(RECORDS FOR PROCESSING Opens)

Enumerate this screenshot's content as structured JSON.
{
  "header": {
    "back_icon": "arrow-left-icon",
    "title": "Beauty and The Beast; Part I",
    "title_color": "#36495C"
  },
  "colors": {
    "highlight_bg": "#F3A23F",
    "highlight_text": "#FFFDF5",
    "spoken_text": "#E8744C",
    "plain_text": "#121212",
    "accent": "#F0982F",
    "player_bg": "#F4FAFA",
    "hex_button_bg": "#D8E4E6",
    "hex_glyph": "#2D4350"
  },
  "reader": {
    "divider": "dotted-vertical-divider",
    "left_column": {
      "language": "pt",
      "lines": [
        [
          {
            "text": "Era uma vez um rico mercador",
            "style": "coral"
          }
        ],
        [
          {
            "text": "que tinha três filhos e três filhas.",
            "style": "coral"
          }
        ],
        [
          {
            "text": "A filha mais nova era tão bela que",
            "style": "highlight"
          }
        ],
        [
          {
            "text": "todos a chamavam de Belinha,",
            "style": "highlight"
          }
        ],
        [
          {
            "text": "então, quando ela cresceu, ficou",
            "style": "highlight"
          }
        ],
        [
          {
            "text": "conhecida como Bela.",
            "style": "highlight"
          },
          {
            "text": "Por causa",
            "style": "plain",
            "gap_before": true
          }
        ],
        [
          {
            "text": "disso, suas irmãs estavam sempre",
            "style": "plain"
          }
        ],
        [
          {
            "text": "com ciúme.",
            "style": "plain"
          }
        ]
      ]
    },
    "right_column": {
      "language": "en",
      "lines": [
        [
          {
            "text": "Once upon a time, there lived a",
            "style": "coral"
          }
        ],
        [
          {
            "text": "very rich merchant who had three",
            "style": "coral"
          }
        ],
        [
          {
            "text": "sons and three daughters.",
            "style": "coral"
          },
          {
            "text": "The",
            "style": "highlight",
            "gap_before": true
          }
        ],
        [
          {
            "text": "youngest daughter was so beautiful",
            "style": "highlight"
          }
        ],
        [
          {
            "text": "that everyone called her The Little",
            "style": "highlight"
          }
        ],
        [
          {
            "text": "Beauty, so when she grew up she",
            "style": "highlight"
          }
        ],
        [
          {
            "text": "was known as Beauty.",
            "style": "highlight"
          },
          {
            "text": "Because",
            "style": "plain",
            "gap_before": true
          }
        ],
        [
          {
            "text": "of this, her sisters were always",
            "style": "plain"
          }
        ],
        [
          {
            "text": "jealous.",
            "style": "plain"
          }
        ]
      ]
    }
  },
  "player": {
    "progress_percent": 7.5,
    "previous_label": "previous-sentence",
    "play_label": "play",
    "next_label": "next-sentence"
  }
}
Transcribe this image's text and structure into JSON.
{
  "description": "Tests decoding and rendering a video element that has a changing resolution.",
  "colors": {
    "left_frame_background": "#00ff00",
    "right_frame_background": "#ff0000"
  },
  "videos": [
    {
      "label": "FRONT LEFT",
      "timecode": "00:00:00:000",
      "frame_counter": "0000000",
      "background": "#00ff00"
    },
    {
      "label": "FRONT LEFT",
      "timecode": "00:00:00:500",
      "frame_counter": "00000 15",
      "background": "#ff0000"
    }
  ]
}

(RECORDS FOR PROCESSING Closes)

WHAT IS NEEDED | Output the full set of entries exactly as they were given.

EXERCISE RESULT |
Enumerate this screenshot's content as structured JSON.
{
  "header": {
    "back_icon": "arrow-left-icon",
    "title": "Beauty and The Beast; Part I",
    "title_color": "#36495C"
  },
  "colors": {
    "highlight_bg": "#F3A23F",
    "highlight_text": "#FFFDF5",
    "spoken_text": "#E8744C",
    "plain_text": "#121212",
    "accent": "#F0982F",
    "player_bg": "#F4FAFA",
    "hex_button_bg": "#D8E4E6",
    "hex_glyph": "#2D4350"
  },
  "reader": {
    "divider": "dotted-vertical-divider",
    "left_column": {
      "language": "pt",
      "lines": [
        [
          {
            "text": "Era uma vez um rico mercador",
            "style": "coral"
          }
        ],
        [
          {
            "text": "que tinha três filhos e três filhas.",
            "style": "coral"
          }
        ],
        [
          {
            "text": "A filha mais nova era tão bela que",
            "style": "highlight"
          }
        ],
        [
          {
            "text": "todos a chamavam de Belinha,",
            "style": "highlight"
          }
        ],
        [
          {
            "text": "então, quando ela cresceu, ficou",
            "style": "highlight"
          }
        ],
        [
          {
            "text": "conhecida como Bela.",
            "style": "highlight"
          },
          {
            "text": "Por causa",
            "style": "plain",
            "gap_before": true
          }
        ],
        [
          {
            "text": "disso, suas irmãs estavam sempre",
            "style": "plain"
          }
        ],
        [
          {
            "text": "com ciúme.",
            "style": "plain"
          }
        ]
      ]
    },
    "right_column": {
      "language": "en",
      "lines": [
        [
          {
            "text": "Once upon a time, there lived a",
            "style": "coral"
          }
        ],
        [
          {
            "text": "very rich merchant who had three",
            "style": "coral"
          }
        ],
        [
          {
            "text": "sons and three daughters.",
            "style": "coral"
          },
          {
            "text": "The",
            "style": "highlight",
            "gap_before": true
          }
        ],
        [
          {
            "text": "youngest daughter was so beautiful",
            "style": "highlight"
          }
        ],
        [
          {
            "text": "that everyone called her The Little",
            "style": "highlight"
          }
        ],
        [
          {
            "text": "Beauty, so when she grew up she",
            "style": "highlight"
          }
        ],
        [
          {
            "text": "was known as Beauty.",
            "style": "highlight"
          },
          {
            "text": "Because",
            "style": "plain",
            "gap_before": true
          }
        ],
        [
          {
            "text": "of this, her sisters were always",
            "style": "plain"
          }
        ],
        [
          {
            "text": "jealous.",
            "style": "plain"
          }
        ]
      ]
    }
  },
  "player": {
    "progress_percent": 7.5,
    "previous_label": "previous-sentence",
    "play_label": "play",
    "next_label": "next-sentence"
  }
}
Transcribe this image's text and structure into JSON.
{
  "description": "Tests decoding and rendering a video element that has a changing resolution.",
  "colors": {
    "left_frame_background": "#00ff00",
    "right_frame_background": "#ff0000"
  },
  "videos": [
    {
      "label": "FRONT LEFT",
      "timecode": "00:00:00:000",
      "frame_counter": "0000000",
      "background": "#00ff00"
    },
    {
      "label": "FRONT LEFT",
      "timecode": "00:00:00:500",
      "frame_counter": "00000 15",
      "background": "#ff0000"
    }
  ]
}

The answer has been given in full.